Output the data in full. Keep every entry exactly as written.

(Interface dataset entries)

------------------------------------------------------------

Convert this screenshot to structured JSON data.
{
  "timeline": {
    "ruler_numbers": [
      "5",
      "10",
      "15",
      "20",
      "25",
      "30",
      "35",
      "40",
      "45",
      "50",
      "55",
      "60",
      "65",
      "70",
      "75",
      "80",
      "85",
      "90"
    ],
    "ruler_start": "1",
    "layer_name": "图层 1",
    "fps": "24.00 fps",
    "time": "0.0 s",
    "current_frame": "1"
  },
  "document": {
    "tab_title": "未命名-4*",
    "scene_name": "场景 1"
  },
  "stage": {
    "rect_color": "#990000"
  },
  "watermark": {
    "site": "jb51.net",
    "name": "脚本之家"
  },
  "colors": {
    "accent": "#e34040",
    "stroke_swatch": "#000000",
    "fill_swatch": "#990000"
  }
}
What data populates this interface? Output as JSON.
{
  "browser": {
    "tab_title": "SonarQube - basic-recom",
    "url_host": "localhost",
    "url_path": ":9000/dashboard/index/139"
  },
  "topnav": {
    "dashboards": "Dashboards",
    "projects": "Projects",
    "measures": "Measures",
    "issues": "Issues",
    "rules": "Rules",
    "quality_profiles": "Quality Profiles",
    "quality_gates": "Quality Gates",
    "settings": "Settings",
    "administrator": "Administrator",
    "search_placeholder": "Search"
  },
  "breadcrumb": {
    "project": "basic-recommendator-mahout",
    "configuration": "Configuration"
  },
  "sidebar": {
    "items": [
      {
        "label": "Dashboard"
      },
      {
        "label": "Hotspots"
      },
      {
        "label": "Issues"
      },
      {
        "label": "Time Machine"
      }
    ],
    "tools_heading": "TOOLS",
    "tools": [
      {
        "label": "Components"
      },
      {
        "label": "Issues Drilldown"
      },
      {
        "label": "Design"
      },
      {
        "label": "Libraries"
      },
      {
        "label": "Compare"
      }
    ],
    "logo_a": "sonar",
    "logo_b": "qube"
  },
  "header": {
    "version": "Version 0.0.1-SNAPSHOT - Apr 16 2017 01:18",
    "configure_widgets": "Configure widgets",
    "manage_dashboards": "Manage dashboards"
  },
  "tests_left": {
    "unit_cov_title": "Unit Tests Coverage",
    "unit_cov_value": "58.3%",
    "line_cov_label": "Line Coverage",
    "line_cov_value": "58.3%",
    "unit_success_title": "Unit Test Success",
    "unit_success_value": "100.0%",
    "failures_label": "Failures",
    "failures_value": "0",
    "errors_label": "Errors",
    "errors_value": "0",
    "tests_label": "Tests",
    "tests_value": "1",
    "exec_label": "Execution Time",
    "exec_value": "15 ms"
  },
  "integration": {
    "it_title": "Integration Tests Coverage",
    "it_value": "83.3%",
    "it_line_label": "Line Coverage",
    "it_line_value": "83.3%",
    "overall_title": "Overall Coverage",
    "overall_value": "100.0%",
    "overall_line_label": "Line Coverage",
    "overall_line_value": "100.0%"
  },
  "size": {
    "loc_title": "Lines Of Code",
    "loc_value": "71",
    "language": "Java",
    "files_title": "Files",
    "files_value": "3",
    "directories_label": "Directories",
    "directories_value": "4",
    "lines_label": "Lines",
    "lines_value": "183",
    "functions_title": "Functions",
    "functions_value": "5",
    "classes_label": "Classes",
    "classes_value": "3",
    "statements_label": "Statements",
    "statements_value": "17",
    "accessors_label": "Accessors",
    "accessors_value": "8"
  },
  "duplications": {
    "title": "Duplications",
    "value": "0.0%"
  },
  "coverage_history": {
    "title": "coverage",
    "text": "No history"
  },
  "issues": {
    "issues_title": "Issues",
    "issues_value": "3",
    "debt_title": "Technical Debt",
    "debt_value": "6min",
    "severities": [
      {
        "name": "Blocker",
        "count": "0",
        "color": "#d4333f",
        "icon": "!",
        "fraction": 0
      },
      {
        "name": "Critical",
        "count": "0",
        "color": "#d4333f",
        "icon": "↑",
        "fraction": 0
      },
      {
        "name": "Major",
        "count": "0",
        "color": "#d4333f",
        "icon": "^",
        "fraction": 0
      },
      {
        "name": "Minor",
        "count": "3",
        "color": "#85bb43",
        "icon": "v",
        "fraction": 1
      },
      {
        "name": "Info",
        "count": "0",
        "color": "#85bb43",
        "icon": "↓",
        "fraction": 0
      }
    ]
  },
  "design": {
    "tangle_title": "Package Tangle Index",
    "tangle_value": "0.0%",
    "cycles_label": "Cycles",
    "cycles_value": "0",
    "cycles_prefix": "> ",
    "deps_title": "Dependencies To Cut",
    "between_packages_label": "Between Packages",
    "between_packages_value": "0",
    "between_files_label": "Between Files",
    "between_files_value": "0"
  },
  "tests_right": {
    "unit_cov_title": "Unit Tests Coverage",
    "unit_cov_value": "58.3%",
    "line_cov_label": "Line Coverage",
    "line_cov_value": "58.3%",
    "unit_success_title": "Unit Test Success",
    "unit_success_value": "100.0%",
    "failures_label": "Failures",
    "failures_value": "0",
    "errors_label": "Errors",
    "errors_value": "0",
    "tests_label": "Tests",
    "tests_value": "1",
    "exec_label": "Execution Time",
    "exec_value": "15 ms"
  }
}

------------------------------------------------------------

SOLUTION BELOW -
Convert this screenshot to structured JSON data.
{
  "timeline": {
    "ruler_numbers": [
      "5",
      "10",
      "15",
      "20",
      "25",
      "30",
      "35",
      "40",
      "45",
      "50",
      "55",
      "60",
      "65",
      "70",
      "75",
      "80",
      "85",
      "90"
    ],
    "ruler_start": "1",
    "layer_name": "图层 1",
    "fps": "24.00 fps",
    "time": "0.0 s",
    "current_frame": "1"
  },
  "document": {
    "tab_title": "未命名-4*",
    "scene_name": "场景 1"
  },
  "stage": {
    "rect_color": "#990000"
  },
  "watermark": {
    "site": "jb51.net",
    "name": "脚本之家"
  },
  "colors": {
    "accent": "#e34040",
    "stroke_swatch": "#000000",
    "fill_swatch": "#990000"
  }
}
What data populates this interface? Output as JSON.
{
  "browser": {
    "tab_title": "SonarQube - basic-recom",
    "url_host": "localhost",
    "url_path": ":9000/dashboard/index/139"
  },
  "topnav": {
    "dashboards": "Dashboards",
    "projects": "Projects",
    "measures": "Measures",
    "issues": "Issues",
    "rules": "Rules",
    "quality_profiles": "Quality Profiles",
    "quality_gates": "Quality Gates",
    "settings": "Settings",
    "administrator": "Administrator",
    "search_placeholder": "Search"
  },
  "breadcrumb": {
    "project": "basic-recommendator-mahout",
    "configuration": "Configuration"
  },
  "sidebar": {
    "items": [
      {
        "label": "Dashboard"
      },
      {
        "label": "Hotspots"
      },
      {
        "label": "Issues"
      },
      {
        "label": "Time Machine"
      }
    ],
    "tools_heading": "TOOLS",
    "tools": [
      {
        "label": "Components"
      },
      {
        "label": "Issues Drilldown"
      },
      {
        "label": "Design"
      },
      {
        "label": "Libraries"
      },
      {
        "label": "Compare"
      }
    ],
    "logo_a": "sonar",
    "logo_b": "qube"
  },
  "header": {
    "version": "Version 0.0.1-SNAPSHOT - Apr 16 2017 01:18",
    "configure_widgets": "Configure widgets",
    "manage_dashboards": "Manage dashboards"
  },
  "tests_left": {
    "unit_cov_title": "Unit Tests Coverage",
    "unit_cov_value": "58.3%",
    "line_cov_label": "Line Coverage",
    "line_cov_value": "58.3%",
    "unit_success_title": "Unit Test Success",
    "unit_success_value": "100.0%",
    "failures_label": "Failures",
    "failures_value": "0",
    "errors_label": "Errors",
    "errors_value": "0",
    "tests_label": "Tests",
    "tests_value": "1",
    "exec_label": "Execution Time",
    "exec_value": "15 ms"
  },
  "integration": {
    "it_title": "Integration Tests Coverage",
    "it_value": "83.3%",
    "it_line_label": "Line Coverage",
    "it_line_value": "83.3%",
    "overall_title": "Overall Coverage",
    "overall_value": "100.0%",
    "overall_line_label": "Line Coverage",
    "overall_line_value": "100.0%"
  },
  "size": {
    "loc_title": "Lines Of Code",
    "loc_value": "71",
    "language": "Java",
    "files_title": "Files",
    "files_value": "3",
    "directories_label": "Directories",
    "directories_value": "4",
    "lines_label": "Lines",
    "lines_value": "183",
    "functions_title": "Functions",
    "functions_value": "5",
    "classes_label": "Classes",
    "classes_value": "3",
    "statements_label": "Statements",
    "statements_value": "17",
    "accessors_label": "Accessors",
    "accessors_value": "8"
  },
  "duplications": {
    "title": "Duplications",
    "value": "0.0%"
  },
  "coverage_history": {
    "title": "coverage",
    "text": "No history"
  },
  "issues": {
    "issues_title": "Issues",
    "issues_value": "3",
    "debt_title": "Technical Debt",
    "debt_value": "6min",
    "severities": [
      {
        "name": "Blocker",
        "count": "0",
        "color": "#d4333f",
        "icon": "!",
        "fraction": 0
      },
      {
        "name": "Critical",
        "count": "0",
        "color": "#d4333f",
        "icon": "↑",
        "fraction": 0
      },
      {
        "name": "Major",
        "count": "0",
        "color": "#d4333f",
        "icon": "^",
        "fraction": 0
      },
      {
        "name": "Minor",
        "count": "3",
        "color": "#85bb43",
        "icon": "v",
        "fraction": 1
      },
      {
        "name": "Info",
        "count": "0",
        "color": "#85bb43",
        "icon": "↓",
        "fraction": 0
      }
    ]
  },
  "design": {
    "tangle_title": "Package Tangle Index",
    "tangle_value": "0.0%",
    "cycles_label": "Cycles",
    "cycles_value": "0",
    "cycles_prefix": "> ",
    "deps_title": "Dependencies To Cut",
    "between_packages_label": "Between Packages",
    "between_packages_value": "0",
    "between_files_label": "Between Files",
    "between_files_value": "0"
  },
  "tests_right": {
    "unit_cov_title": "Unit Tests Coverage",
    "unit_cov_value": "58.3%",
    "line_cov_label": "Line Coverage",
    "line_cov_value": "58.3%",
    "unit_success_title": "Unit Test Success",
    "unit_success_value": "100.0%",
    "failures_label": "Failures",
    "failures_value": "0",
    "errors_label": "Errors",
    "errors_value": "0",
    "tests_label": "Tests",
    "tests_value": "1",
    "exec_label": "Execution Time",
    "exec_value": "15 ms"
  }
}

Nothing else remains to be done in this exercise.